Pierre and Bismarck, on the Missouri river, and Sidney and Cheyenne, on the Union Pacific railroad, became the supply depots of the new mining regions, and, at that period, enjoyed a prosperity which they have not equaled since. All the passes leading into “the Hills,” from the points mentioned, swarmed with hostile Indians, most of whom were well fed at the agencies, and all of whom boasted of being better armed, and better supplied with fixed ammunition, than the soldiers of regular army. The rocks of Buffalo Gap and the Red Cañon, particularly, rang with the rifle shots of the savages, and the return fire of the hardy immigrants, many of whom paid with their lives the penalty of their ambition. The stages that ran to “the Hills” from the towns on the Missouri and the Union Pacific rarely ever escaped attack - sometimes by robbers, but oftenest by Indians. All passengers, even the women, who were, at that time, chiefly composed of the rough, if not absolutely immoral, class, traveled with arms in their hands ready for immediately action. Border ruffians infested all the cities, and, very soon, became almost as great a menace to life and property as the savages themselves. Murders and suicides occurred in abundance, as the gambling dens increased and the low class saloons multiplied. Notwithstanding these discouragements, the period of 1874, ‘75 and ’76 was the Augustan era, if the term be not too transcendental, of the Black Hills. The placer mines were soon exhausted, and, as it required capital to work the quartz ledges, the poor miners, or the impatient ones, who hoped to get rich in a day, quickly “stampeded” for more promising regions, and left the mushroom “cities” to the capitalists, the wage workers, the gamblers, the women in scarlet, and to these, in later days, may be added the rancheros, or cattle men.

The last Deadwood stage coach drive.

Morality has greatly improved in “the Hills” since 1876, and business has settled down to a steady, old fashioned gait, but the first settlers still remember, with vague regret, the whisky was bad and fighting general; when claims were held dear and life cheap; when the bronzed hunter, or longhaired “scout,” strutted around in half savage pride, and when the renowned “Wild Bill,” who subsequently met a fate so sudden and so awful, was at once the glory and the terror of that active, but primitive, community.

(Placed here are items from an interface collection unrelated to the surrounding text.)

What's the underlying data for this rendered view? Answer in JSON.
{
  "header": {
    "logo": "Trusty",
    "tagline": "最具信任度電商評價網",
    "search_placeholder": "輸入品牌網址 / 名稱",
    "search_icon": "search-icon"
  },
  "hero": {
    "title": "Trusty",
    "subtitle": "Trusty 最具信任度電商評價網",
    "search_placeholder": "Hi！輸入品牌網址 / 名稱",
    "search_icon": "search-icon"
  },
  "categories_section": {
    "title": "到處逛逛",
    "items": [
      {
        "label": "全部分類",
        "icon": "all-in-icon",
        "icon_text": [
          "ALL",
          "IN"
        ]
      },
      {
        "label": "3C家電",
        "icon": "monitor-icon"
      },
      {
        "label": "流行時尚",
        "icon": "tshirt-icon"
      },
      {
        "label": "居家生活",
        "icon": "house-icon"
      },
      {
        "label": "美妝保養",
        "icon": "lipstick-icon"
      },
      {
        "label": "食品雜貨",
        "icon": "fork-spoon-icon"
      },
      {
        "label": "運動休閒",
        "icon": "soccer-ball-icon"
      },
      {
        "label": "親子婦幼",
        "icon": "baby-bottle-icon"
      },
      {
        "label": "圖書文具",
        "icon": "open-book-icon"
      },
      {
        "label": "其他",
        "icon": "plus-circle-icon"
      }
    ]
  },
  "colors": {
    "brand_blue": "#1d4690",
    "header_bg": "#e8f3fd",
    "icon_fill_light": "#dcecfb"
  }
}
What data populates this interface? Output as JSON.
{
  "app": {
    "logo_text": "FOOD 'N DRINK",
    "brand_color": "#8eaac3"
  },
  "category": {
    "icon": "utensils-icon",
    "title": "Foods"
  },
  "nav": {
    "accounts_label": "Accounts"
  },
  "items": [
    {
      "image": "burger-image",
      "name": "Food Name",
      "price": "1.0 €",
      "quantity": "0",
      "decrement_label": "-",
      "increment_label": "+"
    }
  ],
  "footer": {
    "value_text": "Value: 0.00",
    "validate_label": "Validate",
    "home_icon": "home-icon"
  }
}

Wild Bill Hickok, famous gunman and gambler. Shortly after marrying he ditched his bride in Cinncinati for the Black Hills. He was shot in the head playing a round of poker, his cards, a hand of aces and eights became the Dead Man's Hand.